Marino filed her way through the official procedures, but after months of formalities, and just as they were getting close to finalizing the adoption process, a family tragedy struck. Her 22-year-old daughter, Brittney, was diagnosed with ovarian cancer. Everything was put on hold with adopting a dog until she got well.
“We assumed we’d go to the bottom of the list, but we found out you have to completely redo the application process, so we had to start all over,” she said. “I didn’t let it stop me, though.

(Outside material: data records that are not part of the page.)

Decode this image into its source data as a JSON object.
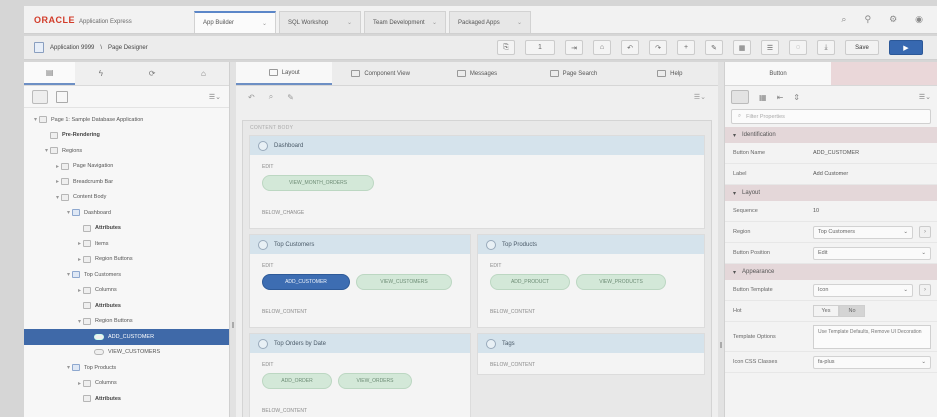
{
  "header": {
    "logo_oracle": "ORACLE",
    "logo_product": "Application Express",
    "tabs": [
      {
        "label": "App Builder",
        "active": true
      },
      {
        "label": "SQL Workshop",
        "active": false
      },
      {
        "label": "Team Development",
        "active": false
      },
      {
        "label": "Packaged Apps",
        "active": false
      }
    ],
    "icons": [
      "search-icon",
      "help-icon",
      "settings-icon",
      "user-icon"
    ]
  },
  "toolbar": {
    "application": "Application 9999",
    "separator": "\\",
    "page_designer": "Page Designer",
    "page_number": "1",
    "save_label": "Save",
    "run_label": "▶"
  },
  "left_pane": {
    "tabs": [
      "rendering-icon",
      "dynamic-actions-icon",
      "processing-icon",
      "shared-components-icon"
    ],
    "tree": [
      {
        "indent": 0,
        "label": "Page 1: Sample Database Application",
        "twisty": "▾",
        "icon": "page"
      },
      {
        "indent": 1,
        "label": "Pre-Rendering",
        "twisty": "",
        "icon": "folder",
        "bold": true
      },
      {
        "indent": 1,
        "label": "Regions",
        "twisty": "▾",
        "icon": "folder"
      },
      {
        "indent": 2,
        "label": "Page Navigation",
        "twisty": "▸",
        "icon": "folder"
      },
      {
        "indent": 2,
        "label": "Breadcrumb Bar",
        "twisty": "▸",
        "icon": "folder"
      },
      {
        "indent": 2,
        "label": "Content Body",
        "twisty": "▾",
        "icon": "folder"
      },
      {
        "indent": 3,
        "label": "Dashboard",
        "twisty": "▾",
        "icon": "region"
      },
      {
        "indent": 4,
        "label": "Attributes",
        "twisty": "",
        "icon": "item",
        "bold": true
      },
      {
        "indent": 4,
        "label": "Items",
        "twisty": "▸",
        "icon": "folder"
      },
      {
        "indent": 4,
        "label": "Region Buttons",
        "twisty": "▸",
        "icon": "folder"
      },
      {
        "indent": 3,
        "label": "Top Customers",
        "twisty": "▾",
        "icon": "region"
      },
      {
        "indent": 4,
        "label": "Columns",
        "twisty": "▸",
        "icon": "folder"
      },
      {
        "indent": 4,
        "label": "Attributes",
        "twisty": "",
        "icon": "item",
        "bold": true
      },
      {
        "indent": 4,
        "label": "Region Buttons",
        "twisty": "▾",
        "icon": "folder"
      },
      {
        "indent": 5,
        "label": "ADD_CUSTOMER",
        "twisty": "",
        "icon": "button",
        "selected": true
      },
      {
        "indent": 5,
        "label": "VIEW_CUSTOMERS",
        "twisty": "",
        "icon": "button"
      },
      {
        "indent": 3,
        "label": "Top Products",
        "twisty": "▾",
        "icon": "region"
      },
      {
        "indent": 4,
        "label": "Columns",
        "twisty": "▸",
        "icon": "folder"
      },
      {
        "indent": 4,
        "label": "Attributes",
        "twisty": "",
        "icon": "item",
        "bold": true
      }
    ]
  },
  "center": {
    "tabs": [
      {
        "label": "Layout",
        "active": true
      },
      {
        "label": "Component View",
        "active": false
      },
      {
        "label": "Messages",
        "active": false
      },
      {
        "label": "Page Search",
        "active": false
      },
      {
        "label": "Help",
        "active": false
      }
    ],
    "canvas_label": "CONTENT BODY",
    "regions": {
      "dashboard": {
        "title": "Dashboard",
        "slot": "EDIT",
        "buttons": [
          "VIEW_MONTH_ORDERS"
        ],
        "slot2": "BELOW_CHANGE"
      },
      "top_customers": {
        "title": "Top Customers",
        "slot": "EDIT",
        "buttons": [
          "ADD_CUSTOMER",
          "VIEW_CUSTOMERS"
        ],
        "slot2": "BELOW_CONTENT"
      },
      "top_products": {
        "title": "Top Products",
        "slot": "EDIT",
        "buttons": [
          "ADD_PRODUCT",
          "VIEW_PRODUCTS"
        ],
        "slot2": "BELOW_CONTENT"
      },
      "top_orders": {
        "title": "Top Orders by Date",
        "slot": "EDIT",
        "buttons": [
          "ADD_ORDER",
          "VIEW_ORDERS"
        ],
        "slot2": "BELOW_CONTENT"
      },
      "tags": {
        "title": "Tags",
        "slot": "BELOW_CONTENT"
      }
    }
  },
  "right_pane": {
    "tabs": [
      {
        "label": "Button",
        "active": true
      },
      {
        "label": "",
        "active": false
      }
    ],
    "search_placeholder": "Filter Properties",
    "sections": {
      "identification": "Identification",
      "layout": "Layout",
      "appearance": "Appearance"
    },
    "props": {
      "button_name_label": "Button Name",
      "button_name": "ADD_CUSTOMER",
      "label_label": "Label",
      "label": "Add Customer",
      "sequence_label": "Sequence",
      "sequence": "10",
      "region_label": "Region",
      "region": "Top Customers",
      "position_label": "Button Position",
      "position": "Edit",
      "template_label": "Button Template",
      "template": "Icon",
      "hot_label": "Hot",
      "hot_yes": "Yes",
      "hot_no": "No",
      "template_options_label": "Template Options",
      "template_options": "Use Template Defaults, Remove UI Decoration",
      "icon_label": "Icon CSS Classes",
      "icon": "fa-plus"
    }
  }
}
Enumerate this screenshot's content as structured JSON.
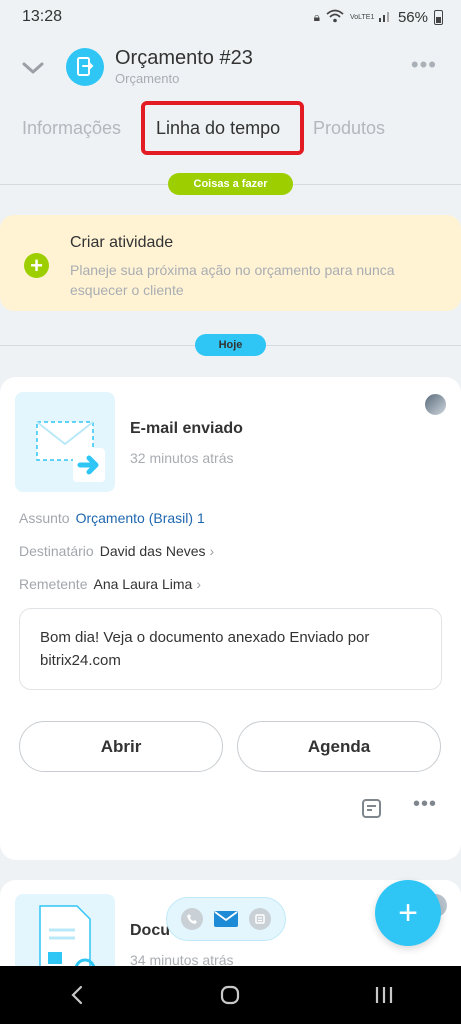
{
  "status_bar": {
    "time": "13:28",
    "volte": "VoLTE1",
    "battery": "56%"
  },
  "header": {
    "title": "Orçamento #23",
    "subtitle": "Orçamento"
  },
  "tabs": [
    {
      "label": "Informações",
      "active": false
    },
    {
      "label": "Linha do tempo",
      "active": true
    },
    {
      "label": "Produtos",
      "active": false
    }
  ],
  "todo_pill": "Coisas a fazer",
  "create_activity": {
    "title": "Criar atividade",
    "description": "Planeje sua próxima ação no orçamento para nunca esquecer o cliente"
  },
  "today_pill": "Hoje",
  "email_card": {
    "title": "E-mail enviado",
    "time": "32 minutos atrás",
    "subject_label": "Assunto",
    "subject_value": "Orçamento (Brasil) 1",
    "recipient_label": "Destinatário",
    "recipient_value": "David das Neves",
    "sender_label": "Remetente",
    "sender_value": "Ana Laura Lima",
    "body": "Bom dia! Veja o documento anexado Enviado por bitrix24.com",
    "open_button": "Abrir",
    "agenda_button": "Agenda"
  },
  "doc_card": {
    "title": "Docu",
    "time": "34 minutos atrás"
  },
  "fab_label": "+",
  "colors": {
    "accent": "#2fc6f6",
    "green": "#9dcf00",
    "highlight": "#e31b23",
    "link": "#2067b0"
  }
}
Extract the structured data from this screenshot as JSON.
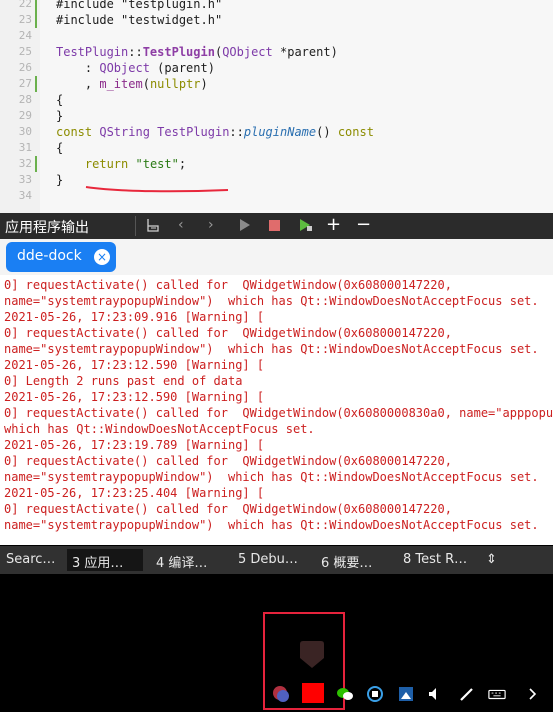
{
  "editor": {
    "lines": [
      {
        "num": "22",
        "parts": [
          {
            "t": "#include \"testplugin.h\"",
            "c": ""
          }
        ]
      },
      {
        "num": "23",
        "parts": [
          {
            "t": "#include \"testwidget.h\"",
            "c": ""
          }
        ]
      },
      {
        "num": "24",
        "parts": []
      },
      {
        "num": "25",
        "parts": [
          {
            "t": "TestPlugin",
            "c": "ty"
          },
          {
            "t": "::",
            "c": ""
          },
          {
            "t": "TestPlugin",
            "c": "cls"
          },
          {
            "t": "(",
            "c": ""
          },
          {
            "t": "QObject",
            "c": "ty"
          },
          {
            "t": " *parent)",
            "c": ""
          }
        ]
      },
      {
        "num": "26",
        "parts": [
          {
            "t": "    : ",
            "c": ""
          },
          {
            "t": "QObject",
            "c": "ty"
          },
          {
            "t": " (parent)",
            "c": ""
          }
        ]
      },
      {
        "num": "27",
        "parts": [
          {
            "t": "    , ",
            "c": ""
          },
          {
            "t": "m_item",
            "c": "mem"
          },
          {
            "t": "(",
            "c": ""
          },
          {
            "t": "nullptr",
            "c": "nul"
          },
          {
            "t": ")",
            "c": ""
          }
        ]
      },
      {
        "num": "28",
        "parts": [
          {
            "t": "{",
            "c": ""
          }
        ]
      },
      {
        "num": "29",
        "parts": [
          {
            "t": "}",
            "c": ""
          }
        ]
      },
      {
        "num": "30",
        "parts": [
          {
            "t": "const ",
            "c": "kw"
          },
          {
            "t": "QString",
            "c": "ty"
          },
          {
            "t": " ",
            "c": ""
          },
          {
            "t": "TestPlugin",
            "c": "ty"
          },
          {
            "t": "::",
            "c": ""
          },
          {
            "t": "pluginName",
            "c": "it"
          },
          {
            "t": "() ",
            "c": ""
          },
          {
            "t": "const",
            "c": "kw"
          }
        ]
      },
      {
        "num": "31",
        "parts": [
          {
            "t": "{",
            "c": ""
          }
        ]
      },
      {
        "num": "32",
        "parts": [
          {
            "t": "    ",
            "c": ""
          },
          {
            "t": "return",
            "c": "kw"
          },
          {
            "t": " ",
            "c": ""
          },
          {
            "t": "\"test\"",
            "c": "str"
          },
          {
            "t": ";",
            "c": ""
          }
        ]
      },
      {
        "num": "33",
        "parts": [
          {
            "t": "}",
            "c": ""
          }
        ]
      },
      {
        "num": "34",
        "parts": []
      }
    ]
  },
  "panel": {
    "title": "应用程序输出"
  },
  "tab": {
    "label": "dde-dock",
    "close": "×"
  },
  "output_lines": [
    "0] requestActivate() called for  QWidgetWindow(0x608000147220,",
    "name=\"systemtraypopupWindow\")  which has Qt::WindowDoesNotAcceptFocus set.",
    "2021-05-26, 17:23:09.916 [Warning] [",
    "0] requestActivate() called for  QWidgetWindow(0x608000147220,",
    "name=\"systemtraypopupWindow\")  which has Qt::WindowDoesNotAcceptFocus set.",
    "2021-05-26, 17:23:12.590 [Warning] [",
    "0] Length 2 runs past end of data",
    "2021-05-26, 17:23:12.590 [Warning] [",
    "0] requestActivate() called for  QWidgetWindow(0x6080000830a0, name=\"apppopup",
    "which has Qt::WindowDoesNotAcceptFocus set.",
    "2021-05-26, 17:23:19.789 [Warning] [",
    "0] requestActivate() called for  QWidgetWindow(0x608000147220,",
    "name=\"systemtraypopupWindow\")  which has Qt::WindowDoesNotAcceptFocus set.",
    "2021-05-26, 17:23:25.404 [Warning] [",
    "0] requestActivate() called for  QWidgetWindow(0x608000147220,",
    "name=\"systemtraypopupWindow\")  which has Qt::WindowDoesNotAcceptFocus set."
  ],
  "statusbar": {
    "search": "Searc…",
    "app_output": "3 应用…",
    "compile": "4 编译…",
    "debug": "5 Debu…",
    "overview": "6 概要…",
    "test": "8 Test R…",
    "more": "⇕"
  }
}
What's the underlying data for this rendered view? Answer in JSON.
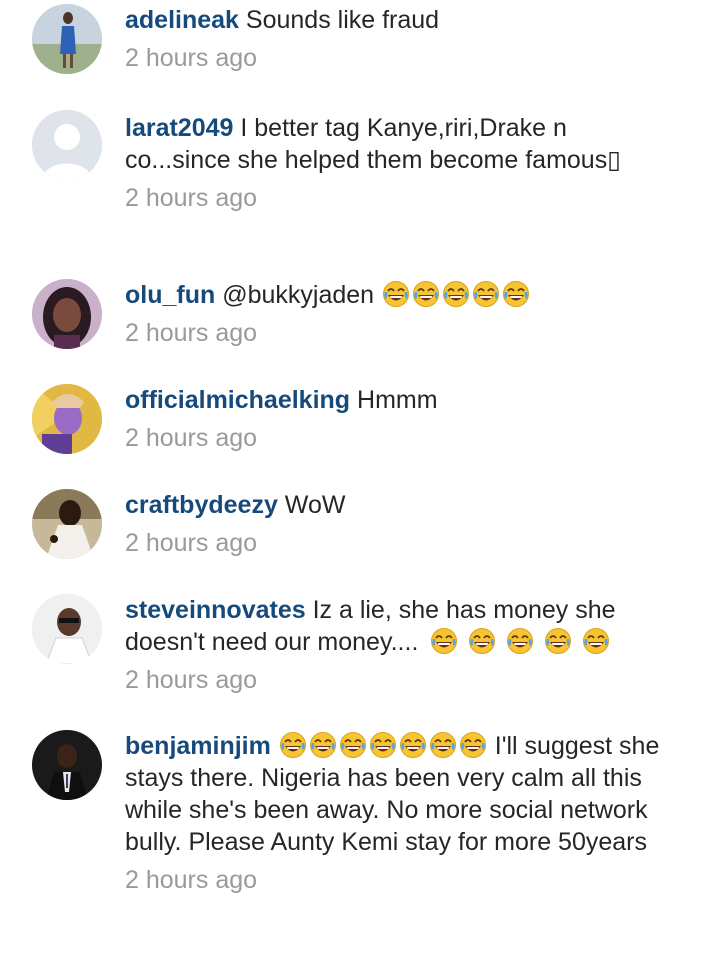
{
  "comments": [
    {
      "username": "adelineak",
      "text": " Sounds like fraud",
      "time": "2 hours ago"
    },
    {
      "username": "larat2049",
      "text": " I better tag Kanye,riri,Drake n co...since she helped them become famous▯",
      "time": "2 hours ago"
    },
    {
      "username": "olu_fun",
      "text": " @bukkyjaden ",
      "emoji": "face-with-tears-of-joy-icon",
      "emoji_count": 5,
      "time": "2 hours ago"
    },
    {
      "username": "officialmichaelking",
      "text": " Hmmm",
      "time": "2 hours ago"
    },
    {
      "username": "craftbydeezy",
      "text": " WoW",
      "time": "2 hours ago"
    },
    {
      "username": "steveinnovates",
      "text": " Iz a lie, she has money she doesn't need our money.... ",
      "emoji": "face-with-tears-of-joy-icon",
      "emoji_count": 5,
      "time": "2 hours ago"
    },
    {
      "username": "benjaminjim",
      "text_before": " ",
      "emoji": "face-with-tears-of-joy-icon",
      "emoji_count": 7,
      "text": " I'll suggest she stays there. Nigeria has been very calm all this while she's been away. No more social network bully. Please Aunty Kemi stay for more 50years",
      "time": "2 hours ago"
    }
  ],
  "colors": {
    "username": "#174a7c",
    "text": "#262626",
    "timestamp": "#9a9a9a",
    "emoji_face": "#f7c531"
  }
}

I was very persistent.”
They re-filed in late 2011, and were able to get help from someone at the base who remembered them, and who helped expedite the procedure this time through.
“They sent us photos of 10 dogs available for adoption and we picked Nick because we just loved his smile,” Marino said.
Once approved it took another entire day to arrange all the transportation to get Nick to Alaska.
“The airport in Austin is the only one that will accept large crates like what we had to ship Nick in, so we flew into Austin, then drove to San Antonio and got him, then drove back and put him on a plane to Alaska,” Marino said.
Nick arrived in February 2012, still the peak of winter on the Kenai Peninsula and a much
different climate than he left in Texas, but Marino said he adapted to his new surroundings and new family well.
“He loved the snow, he couldn’t get enough rolling and playing in it,” she said.
Detection dogs are given a toy after a job is done, rather than being rewarded with food items as positive reinforcement for good work. Now a pet, though, Nick is given a variety of toys, which he has access to at his discretion. The human equivalent would be like retiring and getting the contents of a bank’s vault turned over to you.
“He gets to do all his favorite things now, which means playing with a lot of toys. He is so into them and knows how many there should be. He’ll do a daily inventory to make sure they’re all there,” Marino said.
While it was a lot of work to get Nick, Marino said the rewards of having him in her life have made it all worthwhile, and she would recommend it to others.
“It’s been such a cool experience to get a new dog,” she said. “But, also, Nick gave eight years to serving the U.S. and we appreciate that sacrifice, so this was a great way to help someone who helped their country.”
To learn more about how to adopt a retired military dog, visit the Lackland Air Force Base Working Dog School at www.lackland.af.mil/units/341stmwd/index.asp.